Breaking News

Canaidan corporate giant is Hit by a new Dangerous ransomware group | Latest News

A new ransomware group says a Toronto-based billion-dollar company is reportedly the first victim of a new ransomware group that calls itself Darkside. The new group is demanding payment or intimidation for publicly releasing copied corporate files.

IT World Canada did not identify the publicly traded company until the data breach was confirmed, but according to today's post on the group's dark web site, about 200 GB of information including employee files, finance and payroll records, and business plans have been copied by cipher.

"If you need evidence, we are ready to provide it," the gang says on the site. "The data is pre-loaded and will be published automatically if you don't pay. After publishing, your data will be available [to others] for at least six months on tor cdn servers."

Darkside revealed itself on the web 10 days ago, saying, “We are a new product on the market, but that doesn't mean we have no experience and that we came out of nowhere. We've had millions of dollars in profits partnering with other well-known crypto operators. We created DarkSide because we didn't find it. The perfect product for us.Now we have it.

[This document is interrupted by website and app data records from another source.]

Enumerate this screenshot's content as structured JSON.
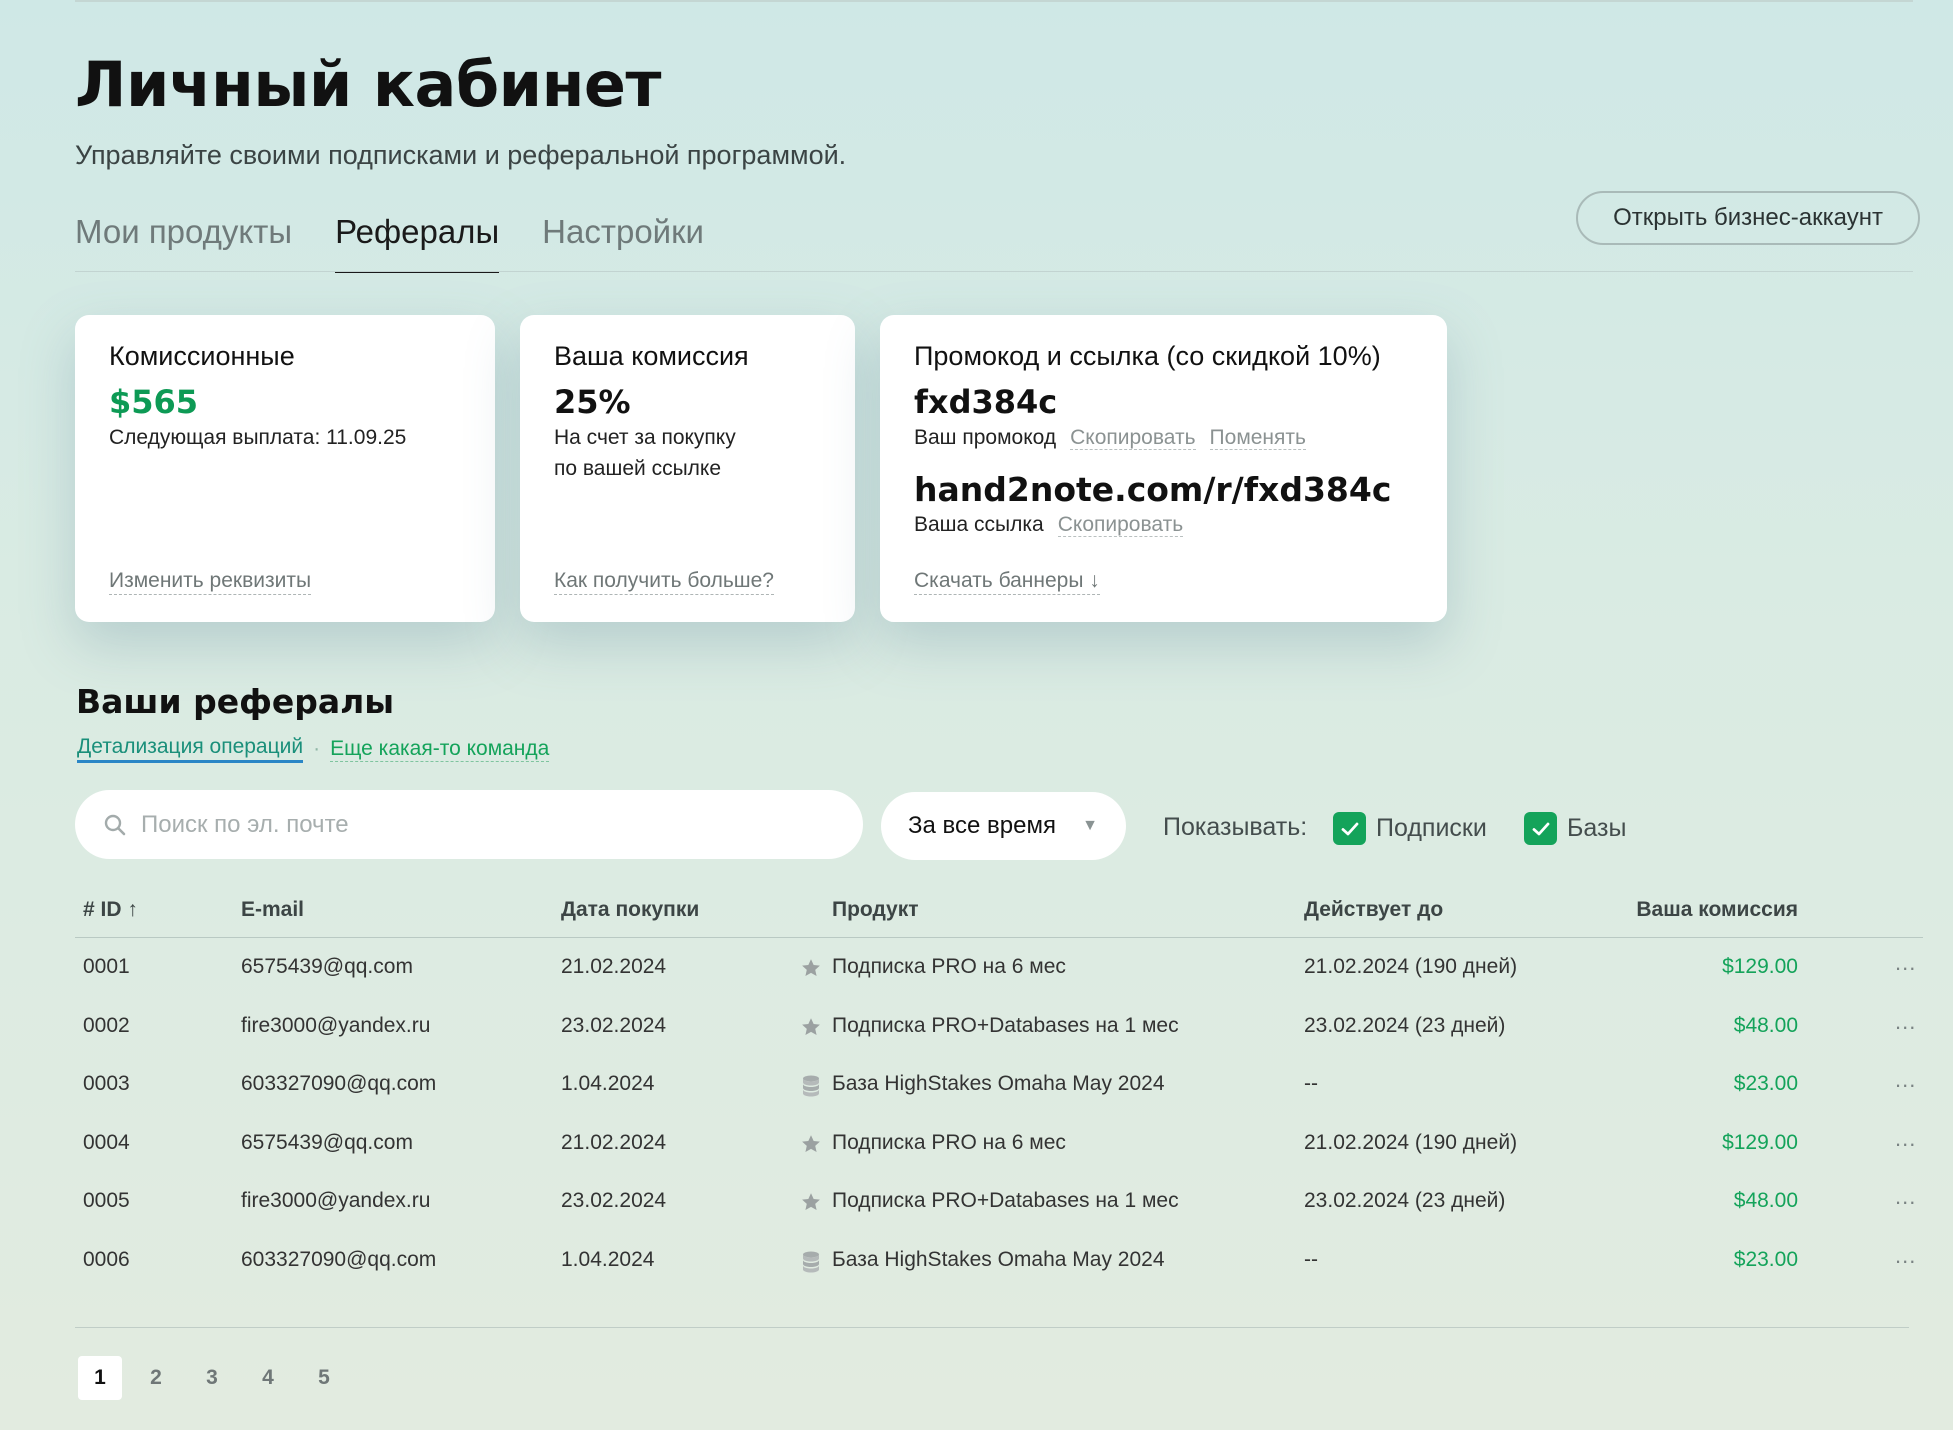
{
  "header": {
    "title": "Личный кабинет",
    "subtitle": "Управляйте своими подписками и реферальной программой."
  },
  "tabs": [
    {
      "label": "Мои продукты",
      "active": false
    },
    {
      "label": "Рефералы",
      "active": true
    },
    {
      "label": "Настройки",
      "active": false
    }
  ],
  "business_button": "Открыть бизнес-аккаунт",
  "cards": {
    "commission": {
      "title": "Комиссионные",
      "amount": "$565",
      "next_payout": "Следующая выплата: 11.09.25",
      "link": "Изменить реквизиты"
    },
    "rate": {
      "title": "Ваша комиссия",
      "value": "25%",
      "desc_line1": "На счет за покупку",
      "desc_line2": "по вашей ссылке",
      "link": "Как получить больше?"
    },
    "promo": {
      "title": "Промокод и ссылка (со скидкой 10%)",
      "code": "fxd384c",
      "code_label": "Ваш промокод",
      "copy": "Скопировать",
      "change": "Поменять",
      "url": "hand2note.com/r/fxd384c",
      "url_label": "Ваша ссылка",
      "download": "Скачать баннеры ↓"
    }
  },
  "referrals": {
    "title": "Ваши рефералы",
    "links": [
      "Детализация операций",
      "Еще какая-то команда"
    ],
    "search_placeholder": "Поиск по эл. почте",
    "period": "За все время",
    "show_label": "Показывать:",
    "filters": [
      "Подписки",
      "Базы"
    ]
  },
  "table": {
    "columns": [
      "# ID ↑",
      "E-mail",
      "Дата покупки",
      "Продукт",
      "Действует до",
      "Ваша комиссия"
    ],
    "rows": [
      {
        "id": "0001",
        "email": "6575439@qq.com",
        "date": "21.02.2024",
        "icon": "star",
        "product": "Подписка PRO на 6 мес",
        "valid": "21.02.2024 (190 дней)",
        "commission": "$129.00"
      },
      {
        "id": "0002",
        "email": "fire3000@yandex.ru",
        "date": "23.02.2024",
        "icon": "star",
        "product": "Подписка PRO+Databases на 1 мес",
        "valid": "23.02.2024 (23 дней)",
        "commission": "$48.00"
      },
      {
        "id": "0003",
        "email": "603327090@qq.com",
        "date": "1.04.2024",
        "icon": "database",
        "product": "База HighStakes Omaha May 2024",
        "valid": "--",
        "commission": "$23.00"
      },
      {
        "id": "0004",
        "email": "6575439@qq.com",
        "date": "21.02.2024",
        "icon": "star",
        "product": "Подписка PRO на 6 мес",
        "valid": "21.02.2024 (190 дней)",
        "commission": "$129.00"
      },
      {
        "id": "0005",
        "email": "fire3000@yandex.ru",
        "date": "23.02.2024",
        "icon": "star",
        "product": "Подписка PRO+Databases на 1 мес",
        "valid": "23.02.2024 (23 дней)",
        "commission": "$48.00"
      },
      {
        "id": "0006",
        "email": "603327090@qq.com",
        "date": "1.04.2024",
        "icon": "database",
        "product": "База HighStakes Omaha May 2024",
        "valid": "--",
        "commission": "$23.00"
      }
    ],
    "more": "..."
  },
  "pagination": {
    "pages": [
      "1",
      "2",
      "3",
      "4",
      "5"
    ],
    "current": "1"
  },
  "colors": {
    "accent_green": "#14a35a",
    "link_blue": "#2a86c6"
  }
}
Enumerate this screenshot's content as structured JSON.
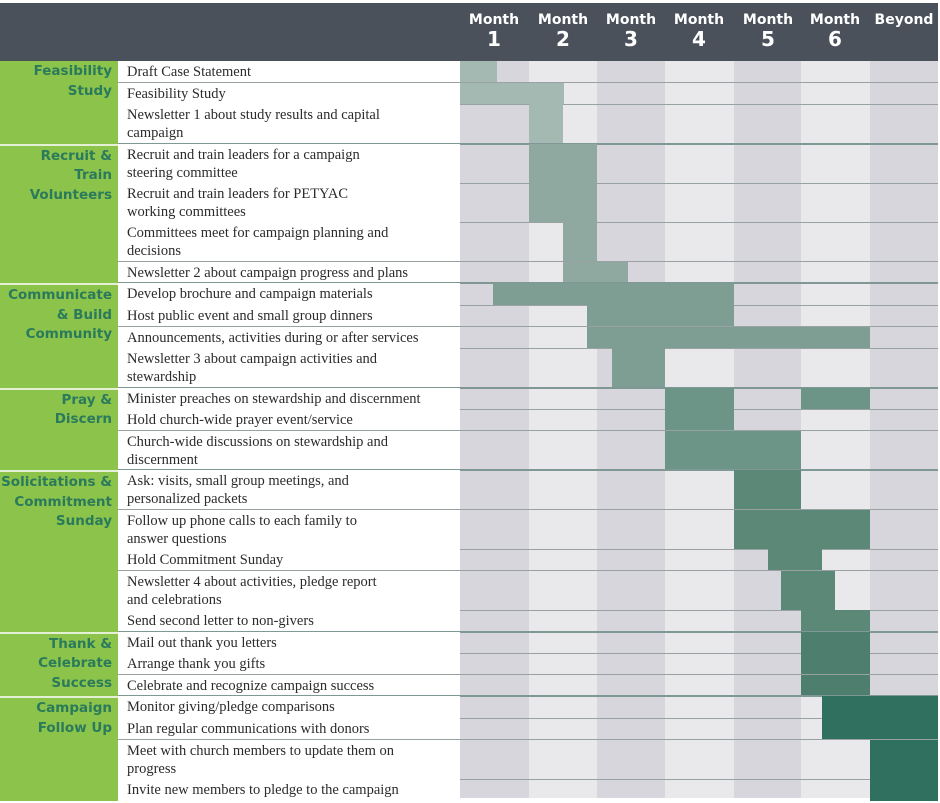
{
  "chart_data": {
    "type": "gantt",
    "title": "",
    "columns": [
      {
        "word": "Month",
        "num": "1"
      },
      {
        "word": "Month",
        "num": "2"
      },
      {
        "word": "Month",
        "num": "3"
      },
      {
        "word": "Month",
        "num": "4"
      },
      {
        "word": "Month",
        "num": "5"
      },
      {
        "word": "Month",
        "num": "6"
      },
      {
        "word": "Beyond",
        "num": ""
      }
    ],
    "x_unit": "months from campaign start (0 = start of Month 1, 6 = start of Beyond, 7 = end of Beyond)",
    "xlim": [
      0,
      7
    ],
    "groups": [
      {
        "label": "Feasibility Study",
        "color": "#a4b9b1",
        "tasks": [
          {
            "label": "Draft Case Statement",
            "spans": [
              [
                0,
                0.54
              ]
            ]
          },
          {
            "label": "Feasibility Study",
            "spans": [
              [
                0,
                1.52
              ]
            ]
          },
          {
            "label": "Newsletter 1 about study results and capital campaign",
            "spans": [
              [
                1.0,
                1.5
              ]
            ]
          }
        ]
      },
      {
        "label": "Recruit & Train Volunteers",
        "color": "#8fa9a1",
        "tasks": [
          {
            "label": "Recruit and train leaders for a campaign steering committee",
            "spans": [
              [
                1,
                2
              ]
            ]
          },
          {
            "label": "Recruit and train leaders for PETYAC working committees",
            "spans": [
              [
                1,
                2
              ]
            ]
          },
          {
            "label": "Committees meet for campaign planning and decisions",
            "spans": [
              [
                1.5,
                2
              ]
            ]
          },
          {
            "label": "Newsletter 2 about campaign progress and plans",
            "spans": [
              [
                1.5,
                2.45
              ]
            ]
          }
        ]
      },
      {
        "label": "Communicate & Build Community",
        "color": "#7e9e94",
        "tasks": [
          {
            "label": "Develop brochure and campaign materials",
            "spans": [
              [
                0.48,
                4
              ]
            ]
          },
          {
            "label": "Host public event and small group dinners",
            "spans": [
              [
                1.86,
                4
              ]
            ]
          },
          {
            "label": "Announcements, activities during or after services",
            "spans": [
              [
                1.86,
                6
              ]
            ]
          },
          {
            "label": "Newsletter 3 about campaign activities and stewardship",
            "spans": [
              [
                2.22,
                3
              ]
            ]
          }
        ]
      },
      {
        "label": "Pray & Discern",
        "color": "#6c9587",
        "tasks": [
          {
            "label": "Minister preaches on stewardship and discernment",
            "spans": [
              [
                3,
                4
              ],
              [
                5,
                6
              ]
            ]
          },
          {
            "label": "Hold church-wide prayer event/service",
            "spans": [
              [
                3,
                4
              ]
            ]
          },
          {
            "label": "Church-wide discussions on stewardship and discernment",
            "spans": [
              [
                3,
                5
              ]
            ]
          }
        ]
      },
      {
        "label": "Solicitations & Commitment Sunday",
        "color": "#5c8878",
        "tasks": [
          {
            "label": "Ask: visits, small group meetings, and personalized packets",
            "spans": [
              [
                4,
                5
              ]
            ]
          },
          {
            "label": "Follow up phone calls to each family to answer questions",
            "spans": [
              [
                4,
                6
              ]
            ]
          },
          {
            "label": "Hold Commitment Sunday",
            "spans": [
              [
                4.5,
                5.3
              ]
            ]
          },
          {
            "label": "Newsletter 4 about activities, pledge report and celebrations",
            "spans": [
              [
                4.7,
                5.5
              ]
            ]
          },
          {
            "label": "Send second letter to non-givers",
            "spans": [
              [
                5,
                6
              ]
            ]
          }
        ]
      },
      {
        "label": "Thank & Celebrate Success",
        "color": "#4e7f6e",
        "tasks": [
          {
            "label": "Mail out thank you letters",
            "spans": [
              [
                5,
                6
              ]
            ]
          },
          {
            "label": "Arrange thank you gifts",
            "spans": [
              [
                5,
                6
              ]
            ]
          },
          {
            "label": "Celebrate and recognize campaign success",
            "spans": [
              [
                5,
                6
              ]
            ]
          }
        ]
      },
      {
        "label": "Campaign Follow Up",
        "color": "#2f705f",
        "tasks": [
          {
            "label": "Monitor giving/pledge comparisons",
            "spans": [
              [
                5.3,
                7
              ]
            ]
          },
          {
            "label": "Plan regular communications with donors",
            "spans": [
              [
                5.3,
                7
              ]
            ]
          },
          {
            "label": "Meet with church members to update them on progress",
            "spans": [
              [
                6,
                7
              ]
            ]
          },
          {
            "label": "Invite new members to pledge to the campaign",
            "spans": [
              [
                6,
                7
              ]
            ]
          }
        ]
      }
    ]
  },
  "colors": {
    "header_bg": "#4a515b",
    "header_text": "#ffffff",
    "group_bg": "#8cc34a",
    "group_text": "#2a7a5c",
    "column_dark": "#d7d6dc",
    "column_light": "#e9e9ec"
  }
}
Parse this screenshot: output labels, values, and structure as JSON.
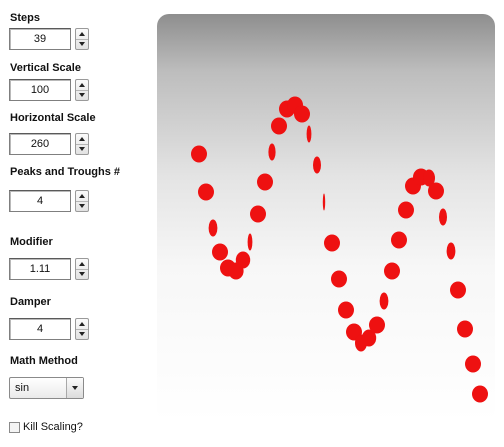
{
  "controls": {
    "steps": {
      "label": "Steps",
      "value": "39"
    },
    "vertical_scale": {
      "label": "Vertical Scale",
      "value": "100"
    },
    "horizontal_scale": {
      "label": "Horizontal Scale",
      "value": "260"
    },
    "peaks_troughs": {
      "label": "Peaks and Troughs #",
      "value": "4"
    },
    "modifier": {
      "label": "Modifier",
      "value": "1.11"
    },
    "damper": {
      "label": "Damper",
      "value": "4"
    },
    "math_method": {
      "label": "Math Method",
      "selected": "sin"
    },
    "kill_scaling": {
      "label": "Kill Scaling?",
      "checked": false
    }
  },
  "animation": {
    "dot_color": "#ee1111",
    "dot_count": 39
  }
}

The gang appears to be another threat that has quickly capitalized on the recent trend of combining ransomware and data theft. Defenders often succeed in fending off ransomware demands if they have good backups. But armed with what they hope will be sensitive data, ransomware gangs are increasing pressure on victims by threatening to release files to the public - which would embarrass the company and damage its reputation. — or to other criminals.

DarkSide says, “Based on our principles, we will not attack the following targets: medicine, education, non-profit organizations, and government. We only attack targets that can pay the required amount, and we don’t want to kill your business. Before any attack, we analyze your accountability and determine how much you can pay based on Your net income. You can ask all your questions in the chat before paying and the support team will answer them.

According to the news site Blipping Computer, Darkside has sent ransom notes between $ 200,00 and $ 2 million to the victims.

"The big game hunters are hunting for bigger game than ever," commented Brett Callow, British Columbia threat analyst for Emsisoft. “As a result, ransom demands are increasing, criminals’ revenue is increasing, and therefore, they have more to invest in ramping up their operations in scale and complexity. In other words, we have a vicious circle in which criminals continue to improve resources and the ability to attack more companies more effectively.

“Firms in the financial sector are setting particularly attractive targets, given the sensitivity of the information in their possession, it is likely that representatives will realize that they are among the most likely to pay to prevent their customers' data from leaking onto the dark web or putting it up for auction.

"Companies in this case don't have a good choice. Even if the company chooses to pay the ransom, all it will get is a pinky promise from a bad-faith actor that the stolen data will be destroyed. Whether the groups are deleting is something that no one else knows, but I suspect they are." They don't. Why are they? "

No comments